The Carmel Board of Public Works approved the agreement with Goshen-based Rieth-Riley Construction Inc. at a meeting Wednesday morning.
The work will include construction of the roundabout interchange, reconstruction of Keystone Parkway from Interchange 465 to 98th street and reconstruction of 96th Street from Haverstick Road to Enterprise Drive.
The contract will be paid for through a $160 million county option income tax bond the city approved in 2016.
Once completed, traffic on Keystone will travel over 96th Street, and traffic on 96th Street will travel through a multi-lane teardrop roundabout. Construction could start this summer, with most of the work anticipated to be completed in spring 2018. The intersection will remain open during construction.
Carmel has been trying to upgrade the congested intersection for years—unsuccessfully trying twice to receive competitive federal transportation dollars to help fund the project.
After the most recent attempt to secure a $19.4 million grant through the Transportation Investment Generating Economic Recovery program, Mayor Jim Brainard said the city would still tackle the project by using more local funds.
The project had been estimated at $32 million, but Rieth-Riley’s bid came in at $28,793,000.
The city also received bids from Chicago-based Walsh Construction, Boggstown-based Beaty Construction Inc., Portage-based Superior Construction and Columbus-based Milestone Contractors, with prices ranging from $30.3 million to $34.3 million.
The intersection is the only one along the Keystone corridor in Carmel that hasn’t been upgraded to an elevated roundabout. Carmel has invested $112 million along the busy roadway to remove stoplights and install roundabouts over seven intersections in a five-mile stretch.
Carmel also is trying to build roundabouts along 96th Street at Hazel Dell Parkway, Gray Road, Delegates Row and Randall Drive, but the city of Indianapolis is suing its northern neighbor to stop the projects.
In the lawsuit filed in Marion Superior Court, Indianapolis claims Carmel would encroach on the city’s corporate boundary with Hamilton County if the roundabouts were constructed.

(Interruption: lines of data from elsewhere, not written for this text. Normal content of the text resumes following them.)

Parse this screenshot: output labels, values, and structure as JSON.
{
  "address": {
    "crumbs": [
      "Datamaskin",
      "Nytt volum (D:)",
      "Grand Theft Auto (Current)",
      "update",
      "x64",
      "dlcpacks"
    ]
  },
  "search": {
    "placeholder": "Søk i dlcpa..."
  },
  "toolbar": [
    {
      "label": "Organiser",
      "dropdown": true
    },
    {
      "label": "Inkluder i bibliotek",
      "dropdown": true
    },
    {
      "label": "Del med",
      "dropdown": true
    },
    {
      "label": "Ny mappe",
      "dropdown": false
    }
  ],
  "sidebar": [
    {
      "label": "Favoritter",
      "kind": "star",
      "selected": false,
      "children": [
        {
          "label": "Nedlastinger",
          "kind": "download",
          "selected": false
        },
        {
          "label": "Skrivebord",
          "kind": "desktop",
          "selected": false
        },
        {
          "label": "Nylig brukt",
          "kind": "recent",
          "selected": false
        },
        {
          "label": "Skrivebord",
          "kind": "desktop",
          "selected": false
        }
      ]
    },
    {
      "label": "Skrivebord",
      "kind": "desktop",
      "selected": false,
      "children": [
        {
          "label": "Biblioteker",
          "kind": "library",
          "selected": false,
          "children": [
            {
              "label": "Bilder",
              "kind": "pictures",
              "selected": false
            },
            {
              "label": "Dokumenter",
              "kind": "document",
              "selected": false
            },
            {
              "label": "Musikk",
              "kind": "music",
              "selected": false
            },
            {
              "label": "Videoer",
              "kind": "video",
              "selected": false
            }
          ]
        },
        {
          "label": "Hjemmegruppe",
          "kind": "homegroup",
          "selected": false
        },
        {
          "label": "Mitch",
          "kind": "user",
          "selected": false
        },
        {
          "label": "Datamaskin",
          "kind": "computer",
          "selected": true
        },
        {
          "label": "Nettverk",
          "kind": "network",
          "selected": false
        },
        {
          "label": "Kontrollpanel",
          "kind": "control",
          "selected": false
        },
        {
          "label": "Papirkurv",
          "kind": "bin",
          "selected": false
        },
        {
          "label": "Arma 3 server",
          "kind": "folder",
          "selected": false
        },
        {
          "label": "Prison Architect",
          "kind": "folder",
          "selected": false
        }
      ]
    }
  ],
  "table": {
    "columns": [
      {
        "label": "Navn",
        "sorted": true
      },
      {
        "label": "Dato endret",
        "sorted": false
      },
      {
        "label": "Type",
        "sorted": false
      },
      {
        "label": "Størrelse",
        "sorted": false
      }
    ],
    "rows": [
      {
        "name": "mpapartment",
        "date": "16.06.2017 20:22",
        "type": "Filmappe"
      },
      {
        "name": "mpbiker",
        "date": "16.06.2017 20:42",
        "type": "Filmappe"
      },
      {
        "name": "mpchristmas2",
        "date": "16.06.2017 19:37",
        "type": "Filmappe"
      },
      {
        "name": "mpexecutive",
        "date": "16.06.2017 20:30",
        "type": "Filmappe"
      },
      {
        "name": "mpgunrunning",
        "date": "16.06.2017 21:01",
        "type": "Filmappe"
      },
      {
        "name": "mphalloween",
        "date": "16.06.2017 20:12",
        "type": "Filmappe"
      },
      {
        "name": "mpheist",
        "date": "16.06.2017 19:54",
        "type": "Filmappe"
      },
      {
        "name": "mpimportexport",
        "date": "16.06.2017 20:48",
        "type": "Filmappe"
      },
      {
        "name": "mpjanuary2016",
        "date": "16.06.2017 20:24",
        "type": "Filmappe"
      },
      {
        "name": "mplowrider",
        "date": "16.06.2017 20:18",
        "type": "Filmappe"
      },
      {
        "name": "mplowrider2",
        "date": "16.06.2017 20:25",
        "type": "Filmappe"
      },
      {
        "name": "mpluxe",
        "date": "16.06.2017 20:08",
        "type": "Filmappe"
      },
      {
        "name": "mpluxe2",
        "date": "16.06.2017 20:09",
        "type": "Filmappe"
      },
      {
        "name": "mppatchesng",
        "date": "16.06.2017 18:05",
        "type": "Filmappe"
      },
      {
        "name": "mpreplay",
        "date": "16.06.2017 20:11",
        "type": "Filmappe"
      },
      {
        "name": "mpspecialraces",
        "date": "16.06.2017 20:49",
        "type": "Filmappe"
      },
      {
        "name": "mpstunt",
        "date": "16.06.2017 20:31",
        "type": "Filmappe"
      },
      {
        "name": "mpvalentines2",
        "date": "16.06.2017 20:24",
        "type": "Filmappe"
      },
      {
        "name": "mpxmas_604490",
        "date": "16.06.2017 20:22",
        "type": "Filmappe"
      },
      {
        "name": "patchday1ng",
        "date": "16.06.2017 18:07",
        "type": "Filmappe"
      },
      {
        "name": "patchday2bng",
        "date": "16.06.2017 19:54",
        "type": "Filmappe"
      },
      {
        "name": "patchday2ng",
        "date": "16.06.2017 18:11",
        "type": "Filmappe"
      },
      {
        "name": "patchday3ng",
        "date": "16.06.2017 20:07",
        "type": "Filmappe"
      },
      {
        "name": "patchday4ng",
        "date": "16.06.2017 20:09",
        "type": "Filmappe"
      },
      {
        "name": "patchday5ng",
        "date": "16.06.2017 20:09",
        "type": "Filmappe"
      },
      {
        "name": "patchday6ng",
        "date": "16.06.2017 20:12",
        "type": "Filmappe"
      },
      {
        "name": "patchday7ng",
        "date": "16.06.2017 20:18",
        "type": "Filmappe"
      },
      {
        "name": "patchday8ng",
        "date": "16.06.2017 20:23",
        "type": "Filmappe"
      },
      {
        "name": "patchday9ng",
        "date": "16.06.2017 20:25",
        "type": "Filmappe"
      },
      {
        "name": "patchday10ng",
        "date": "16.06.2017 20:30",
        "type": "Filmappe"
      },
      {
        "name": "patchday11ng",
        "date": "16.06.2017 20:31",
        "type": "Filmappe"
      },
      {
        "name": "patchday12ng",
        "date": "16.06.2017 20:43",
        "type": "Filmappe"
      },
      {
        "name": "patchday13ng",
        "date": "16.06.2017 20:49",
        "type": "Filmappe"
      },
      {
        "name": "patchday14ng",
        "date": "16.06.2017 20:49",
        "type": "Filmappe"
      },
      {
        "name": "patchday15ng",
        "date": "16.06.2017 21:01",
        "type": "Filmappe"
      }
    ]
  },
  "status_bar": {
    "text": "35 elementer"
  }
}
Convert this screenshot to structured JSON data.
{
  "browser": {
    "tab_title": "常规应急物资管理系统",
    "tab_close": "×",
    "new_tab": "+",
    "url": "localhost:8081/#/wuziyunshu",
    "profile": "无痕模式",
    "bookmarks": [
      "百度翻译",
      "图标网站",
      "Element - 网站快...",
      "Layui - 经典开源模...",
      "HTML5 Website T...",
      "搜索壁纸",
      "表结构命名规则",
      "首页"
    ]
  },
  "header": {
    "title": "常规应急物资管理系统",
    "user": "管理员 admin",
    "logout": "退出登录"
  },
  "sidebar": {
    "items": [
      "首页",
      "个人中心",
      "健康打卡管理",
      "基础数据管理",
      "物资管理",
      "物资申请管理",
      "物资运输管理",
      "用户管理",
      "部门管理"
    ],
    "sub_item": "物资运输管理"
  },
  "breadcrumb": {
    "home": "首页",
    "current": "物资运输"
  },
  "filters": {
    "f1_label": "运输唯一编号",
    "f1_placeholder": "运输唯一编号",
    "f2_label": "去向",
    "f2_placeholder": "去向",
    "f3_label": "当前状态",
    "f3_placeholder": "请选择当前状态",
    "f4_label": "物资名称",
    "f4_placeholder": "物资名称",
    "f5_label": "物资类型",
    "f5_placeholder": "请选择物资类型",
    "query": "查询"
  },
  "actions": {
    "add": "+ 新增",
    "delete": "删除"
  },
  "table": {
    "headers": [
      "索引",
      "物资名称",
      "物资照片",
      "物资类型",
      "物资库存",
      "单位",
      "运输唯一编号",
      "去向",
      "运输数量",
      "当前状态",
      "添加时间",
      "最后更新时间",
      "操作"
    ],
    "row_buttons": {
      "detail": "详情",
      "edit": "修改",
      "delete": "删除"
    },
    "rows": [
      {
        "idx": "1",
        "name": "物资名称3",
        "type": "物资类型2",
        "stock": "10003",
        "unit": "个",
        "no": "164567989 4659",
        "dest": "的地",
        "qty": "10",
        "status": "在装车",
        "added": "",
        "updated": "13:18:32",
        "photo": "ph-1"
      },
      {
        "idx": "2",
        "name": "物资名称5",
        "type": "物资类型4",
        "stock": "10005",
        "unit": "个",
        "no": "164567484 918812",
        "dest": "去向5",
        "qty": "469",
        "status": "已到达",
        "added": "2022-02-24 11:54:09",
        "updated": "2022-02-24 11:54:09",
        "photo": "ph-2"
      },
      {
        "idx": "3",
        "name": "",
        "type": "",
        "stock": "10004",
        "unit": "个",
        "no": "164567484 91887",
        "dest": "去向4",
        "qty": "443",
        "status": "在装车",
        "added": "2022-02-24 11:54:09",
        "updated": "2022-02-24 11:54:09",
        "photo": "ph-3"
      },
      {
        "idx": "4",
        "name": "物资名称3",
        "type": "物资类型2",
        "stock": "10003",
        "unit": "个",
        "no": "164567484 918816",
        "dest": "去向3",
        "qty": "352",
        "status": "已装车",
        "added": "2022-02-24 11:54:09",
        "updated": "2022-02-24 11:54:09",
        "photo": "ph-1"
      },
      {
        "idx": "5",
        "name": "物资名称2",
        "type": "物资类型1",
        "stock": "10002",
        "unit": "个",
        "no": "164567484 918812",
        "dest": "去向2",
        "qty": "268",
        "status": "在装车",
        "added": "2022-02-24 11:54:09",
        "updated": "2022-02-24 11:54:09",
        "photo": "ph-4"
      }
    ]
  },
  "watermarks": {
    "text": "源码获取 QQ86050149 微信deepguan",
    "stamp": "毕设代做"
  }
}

Carmel secured an Interlocal Cooperation Agreement for the roundabout at 96th Street and Keystone, so that project is not in question.